A male carpenter bee

A male carpenter bee.

Credit: Matt Bertone

Springtime is here and summer is just around the corner. Although we are welcoming warmer weather and sunshine, there are always some unwelcome guests this time of year.

Some bite, some slither, but these little busy bees buzz — and we aren’t talking about sweet honey bees.

We’re talking about carpenter bees, some of which can sting you.



According to Bug House Pest Control, you can use these tips when identifying carpenter bees:

The carpenter bee, pictured here, is sometimes mistaken for a bumble bee.

The carpenter bee, pictured here, is sometimes mistaken for a bumble bee.

Credit: Vicky McMillan Special to The Island Packet/The Beaufort Gazette

  • They’re typically one inch in length, which is slightly larger than other bees you’re used to seeing.
  • Yellow markings on their back stand out from their smooth abdomen. This is different from bumblebees, which, as you’ve probably noticed, are furry all over.
  • Only female carpenter bees have the ability to sting, but will typically only do so if they feel seriously threatened.



These little pesky bees can destroy wood structures, so it is best to take carpenter bees seriously.

How do they do it?

Contrary to popular belief, these bees don’t eat the wood, but rather burrow in it and can actually drill into wood. They also stain walls from defecating near their nests, too.

The most common places you’ll find them are in unfinished wooden decks, sidings, outdoor furniture, window sills and log homes.



  • The best and easiest way to protect your home from carpenter bees is to add some type of finish to any wooden structures around your home.

  • Seal exterior openings.
  • Plug holes. If you notice any holes around the exterior of your home, especially if they’re accompanied by the “sawdust” we discussed above, it’s always a good idea to plug them up with something that will last like plugs, caulk, cork, or putty. The best time to do this is during the fall when the bees aren’t active. If you plug holes while bees are inside, they’ll create new tunnels and continue damaging your home. Just remember, bees will reuse old holes next season, so it’s important to plug these holes up.
  • Eliminate the colony by calling pest control.

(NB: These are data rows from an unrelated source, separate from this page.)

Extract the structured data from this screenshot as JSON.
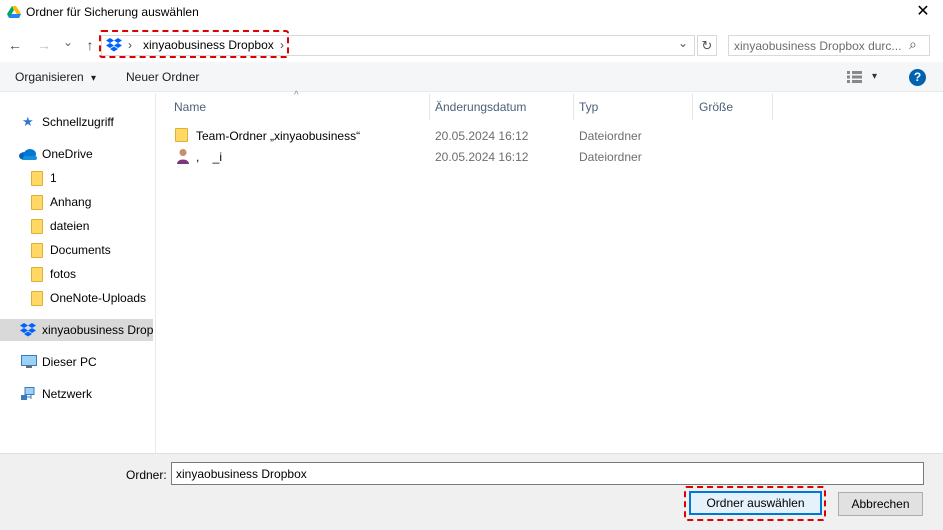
{
  "window": {
    "title": "Ordner für Sicherung auswählen",
    "close_glyph": "✕",
    "app_icon": "google-drive-icon"
  },
  "navigation": {
    "back_glyph": "←",
    "forward_glyph": "→",
    "recent_glyph": "⌄",
    "up_glyph": "↑",
    "breadcrumb_separator": "›",
    "breadcrumb": [
      "xinyaobusiness Dropbox"
    ],
    "breadcrumb_trailing": "›",
    "dropdown_glyph": "⌄",
    "refresh_glyph": "↻",
    "search_placeholder": "xinyaobusiness Dropbox durc...",
    "search_glyph": "⌕"
  },
  "toolbar": {
    "organize_label": "Organisieren",
    "organize_arrow": "▾",
    "new_folder_label": "Neuer Ordner",
    "view_arrow": "▾",
    "help_glyph": "?"
  },
  "sidebar": {
    "items": [
      {
        "label": "Schnellzugriff",
        "icon": "star-icon"
      },
      {
        "label": "OneDrive",
        "icon": "cloud-icon"
      },
      {
        "label": "1",
        "icon": "folder-icon"
      },
      {
        "label": "Anhang",
        "icon": "folder-icon"
      },
      {
        "label": "dateien",
        "icon": "folder-icon"
      },
      {
        "label": "Documents",
        "icon": "folder-icon"
      },
      {
        "label": "fotos",
        "icon": "folder-icon"
      },
      {
        "label": "OneNote-Uploads",
        "icon": "folder-icon"
      },
      {
        "label": "xinyaobusiness Dropb",
        "icon": "dropbox-icon",
        "selected": true
      },
      {
        "label": "Dieser PC",
        "icon": "computer-icon"
      },
      {
        "label": "Netzwerk",
        "icon": "network-icon"
      }
    ]
  },
  "file_list": {
    "sort_glyph": "^",
    "columns": [
      "Name",
      "Änderungsdatum",
      "Typ",
      "Größe"
    ],
    "rows": [
      {
        "name": "Team-Ordner „xinyaobusiness“",
        "date": "20.05.2024 16:12",
        "type": "Dateiordner",
        "size": "",
        "icon": "folder-icon"
      },
      {
        "name": ",    _i",
        "date": "20.05.2024 16:12",
        "type": "Dateiordner",
        "size": "",
        "icon": "user-folder-icon"
      }
    ]
  },
  "footer": {
    "folder_label": "Ordner:",
    "folder_value": "xinyaobusiness Dropbox",
    "select_button": "Ordner auswählen",
    "cancel_button": "Abbrechen"
  },
  "colors": {
    "highlight": "#e00000",
    "dropbox": "#0061fe",
    "accent": "#0078d7"
  }
}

For more information about carpenter bees and how to protect your home, visit Bug House Pest Control’s website.

This story comes to GPB through a reporting partnership with The Telegraph.